* Japan in market for April cargoes, as one more reactor
* Asia continues to draw Atlantic cargoes, freight costs
By Rebekah Kebede
PERTH, Feb 24 Asian liquefied natural gas
spot prices rose to over $15 per million British thermal units
(mmBtu) LNG-AS as Japanese demand for the fuel increased.
Japan, the world's largest LNG consumer, was seen back in
the market for LNG cargoes for April delivery as it struggles to
meet electricity demands with more than 95 percent of its
nuclear reactors offline.
Kansai Electric Power Co shut its Takahama plant
late on Monday for scheduled maintenance, leaving just two of 54
of Japan's nuclear reactors online.
The number of reactors online has dwindled since the
Fukushima radiation crisis, with those entering routine
maintenance unable to restart due to public safety concerns.
By April, there may be no reactors left online unless
reactors meet new safety checks and receive clearance from the
central and local governments.
A cold snap in Europe this week may have also prompted some
pre-emptive buying demand in Asia, with some traders fearing the
higher European prices would increase Asian spot prices up as
"That has given a bit of support to the Japanese market and
they are more willing to buy," one market source said.
South Korea, the world's second largest consumer of the
fuel, was on the sidelines, with more of its supply coming from
long-term contracts after the Fukushima crisis pushed spot

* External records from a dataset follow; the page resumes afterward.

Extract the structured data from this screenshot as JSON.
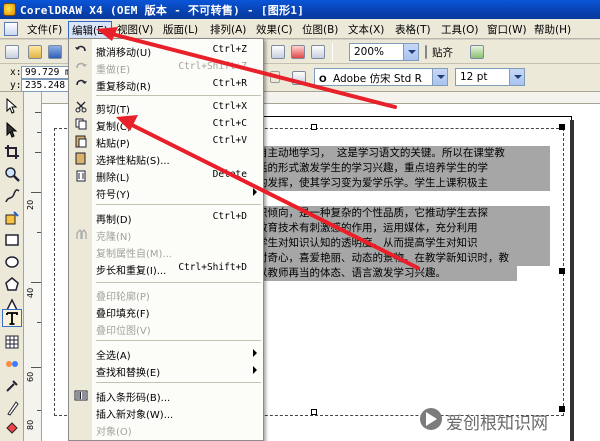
{
  "window": {
    "title": "CorelDRAW X4 (OEM 版本 - 不可转售) - [图形1]"
  },
  "menubar": {
    "items": [
      {
        "label": "文件(F)"
      },
      {
        "label": "编辑(E)"
      },
      {
        "label": "视图(V)"
      },
      {
        "label": "版面(L)"
      },
      {
        "label": "排列(A)"
      },
      {
        "label": "效果(C)"
      },
      {
        "label": "位图(B)"
      },
      {
        "label": "文本(X)"
      },
      {
        "label": "表格(T)"
      },
      {
        "label": "工具(O)"
      },
      {
        "label": "窗口(W)"
      },
      {
        "label": "帮助(H)"
      }
    ]
  },
  "toolbar": {
    "zoom": "200%",
    "snap_label": "贴齐",
    "font_name": "Adobe 仿宋 Std R",
    "font_size": "12 pt",
    "x_label": "x:",
    "y_label": "y:",
    "x_value": "99.729 mm",
    "y_value": "235.248 mm"
  },
  "edit_menu": {
    "items": [
      {
        "label": "撤消移动(U)",
        "shortcut": "Ctrl+Z",
        "disabled": false
      },
      {
        "label": "重做(E)",
        "shortcut": "Ctrl+Shift+Z",
        "disabled": true
      },
      {
        "label": "重复移动(R)",
        "shortcut": "Ctrl+R",
        "disabled": false
      },
      {
        "label": "剪切(T)",
        "shortcut": "Ctrl+X",
        "disabled": false
      },
      {
        "label": "复制(C)",
        "shortcut": "Ctrl+C",
        "disabled": false
      },
      {
        "label": "粘贴(P)",
        "shortcut": "Ctrl+V",
        "disabled": false
      },
      {
        "label": "选择性粘贴(S)...",
        "shortcut": "",
        "disabled": false
      },
      {
        "label": "删除(L)",
        "shortcut": "Delete",
        "disabled": false
      },
      {
        "label": "符号(Y)",
        "shortcut": "",
        "disabled": false
      },
      {
        "label": "再制(D)",
        "shortcut": "Ctrl+D",
        "disabled": false
      },
      {
        "label": "克隆(N)",
        "shortcut": "",
        "disabled": true
      },
      {
        "label": "复制属性自(M)...",
        "shortcut": "",
        "disabled": true
      },
      {
        "label": "步长和重复(I)...",
        "shortcut": "Ctrl+Shift+D",
        "disabled": false
      },
      {
        "label": "叠印轮廓(P)",
        "shortcut": "",
        "disabled": true
      },
      {
        "label": "叠印填充(F)",
        "shortcut": "",
        "disabled": false
      },
      {
        "label": "叠印位图(V)",
        "shortcut": "",
        "disabled": true
      },
      {
        "label": "全选(A)",
        "shortcut": "",
        "disabled": false
      },
      {
        "label": "查找和替换(E)",
        "shortcut": "",
        "disabled": false
      },
      {
        "label": "插入条形码(B)...",
        "shortcut": "",
        "disabled": false
      },
      {
        "label": "插入新对象(W)...",
        "shortcut": "",
        "disabled": false
      },
      {
        "label": "对象(O)",
        "shortcut": "",
        "disabled": true
      }
    ]
  },
  "document_text": {
    "lines": [
      "自主动地学习， 这是学习语文的关键。所以在课堂教",
      "话的形式激发学生的学习兴趣，重点培养学生的学",
      "的发挥，使其学习变为爱学乐学。学生上课积极主",
      "",
      "识倾向，是一种复杂的个性品质，它推动学生去探",
      "教育技术有刺激感的作用，运用媒体，充分利用",
      "学生对知识认知的透明度，从而提高学生对知识",
      "对奇心，喜爱艳丽、动态的景物。在教学新知识时，教",
      "以教师再当的体态、语言激发学习兴趣。"
    ]
  },
  "ruler": {
    "v_labels": [
      "20",
      "40",
      "60",
      "80",
      "100"
    ]
  },
  "watermark": {
    "text": "爱创根知识网"
  },
  "colors": {
    "annotation_red": "#e8202a",
    "selection_blue": "#3167c6",
    "title_blue": "#0a55d8"
  }
}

prices up to around $18 per mmBtu, prompting it to lock up
supplies in longer-term contracts.
FLOW FROM ATLANTIC CONTINUES
Asia continues to draw a steady stream of re-exports from
the Atlantic Basin with higher prices luring cargoes eastward.
Spot prices in Europe were seen at around $11 per mmBtu
compared to North Asian prices of around $15 per mmBtu.
In March, Asia will receive at least four LNG cargoes
re-exported from the Atlantic Basin, according to Waterborne LNG
Kansai Electric is expected to receive a Spanish re-export
cargo in early March, South Korea is expected to receive a
Belgium re-export in mid-March, and Japan's Tokyo Electric
expects a re-export from Brazil in late March.
The re-exports continue despite the rising cost of LNG
tankers, which have increased five-fold since the summer of 2010
to $145,000 per day now.
LNG shipping firm Golar LNG said this week it
expects improved tanker earnings until 2017 as an increase in
Japanese demand reduces the supply of available vessels.
The Norwegian shipper said its October-December net income
more than tripled, driven by sustained cargo diversions from
Europe to Asia and said it sees robust growth outlook for the
But the global LNG market faces constraints in 2012 as
potential delays to new projects risk eroding a narrow supply
surplus, with the effect of keeping prices high, Reuters
research and analyst data suggests.
(Editing by Miral Fahmy)